Task item:
Repeat the data exactly, every last line of it.

(Page and application data records)
--------------------------------

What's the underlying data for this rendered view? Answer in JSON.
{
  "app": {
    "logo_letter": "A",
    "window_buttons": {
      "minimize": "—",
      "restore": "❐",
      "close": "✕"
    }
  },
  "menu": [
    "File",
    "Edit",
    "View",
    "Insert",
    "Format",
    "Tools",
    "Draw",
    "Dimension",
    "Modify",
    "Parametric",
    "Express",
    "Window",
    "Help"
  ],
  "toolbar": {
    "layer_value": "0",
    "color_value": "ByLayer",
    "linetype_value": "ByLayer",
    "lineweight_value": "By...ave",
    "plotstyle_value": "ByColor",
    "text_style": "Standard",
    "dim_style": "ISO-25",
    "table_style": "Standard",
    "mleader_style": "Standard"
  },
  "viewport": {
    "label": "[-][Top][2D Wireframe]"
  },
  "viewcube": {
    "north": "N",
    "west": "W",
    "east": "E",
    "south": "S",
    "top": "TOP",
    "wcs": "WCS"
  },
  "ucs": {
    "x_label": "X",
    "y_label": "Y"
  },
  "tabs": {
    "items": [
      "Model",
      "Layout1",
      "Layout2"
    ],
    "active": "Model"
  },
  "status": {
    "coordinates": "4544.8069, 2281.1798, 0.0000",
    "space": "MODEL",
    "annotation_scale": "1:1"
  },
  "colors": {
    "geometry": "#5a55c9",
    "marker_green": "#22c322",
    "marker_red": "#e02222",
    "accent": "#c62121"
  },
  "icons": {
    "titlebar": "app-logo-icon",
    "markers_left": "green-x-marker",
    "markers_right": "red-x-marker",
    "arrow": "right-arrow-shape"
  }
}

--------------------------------

Answer to this exercise:
What's the underlying data for this rendered view? Answer in JSON.
{
  "app": {
    "logo_letter": "A",
    "window_buttons": {
      "minimize": "—",
      "restore": "❐",
      "close": "✕"
    }
  },
  "menu": [
    "File",
    "Edit",
    "View",
    "Insert",
    "Format",
    "Tools",
    "Draw",
    "Dimension",
    "Modify",
    "Parametric",
    "Express",
    "Window",
    "Help"
  ],
  "toolbar": {
    "layer_value": "0",
    "color_value": "ByLayer",
    "linetype_value": "ByLayer",
    "lineweight_value": "By...ave",
    "plotstyle_value": "ByColor",
    "text_style": "Standard",
    "dim_style": "ISO-25",
    "table_style": "Standard",
    "mleader_style": "Standard"
  },
  "viewport": {
    "label": "[-][Top][2D Wireframe]"
  },
  "viewcube": {
    "north": "N",
    "west": "W",
    "east": "E",
    "south": "S",
    "top": "TOP",
    "wcs": "WCS"
  },
  "ucs": {
    "x_label": "X",
    "y_label": "Y"
  },
  "tabs": {
    "items": [
      "Model",
      "Layout1",
      "Layout2"
    ],
    "active": "Model"
  },
  "status": {
    "coordinates": "4544.8069, 2281.1798, 0.0000",
    "space": "MODEL",
    "annotation_scale": "1:1"
  },
  "colors": {
    "geometry": "#5a55c9",
    "marker_green": "#22c322",
    "marker_red": "#e02222",
    "accent": "#c62121"
  },
  "icons": {
    "titlebar": "app-logo-icon",
    "markers_left": "green-x-marker",
    "markers_right": "red-x-marker",
    "arrow": "right-arrow-shape"
  }
}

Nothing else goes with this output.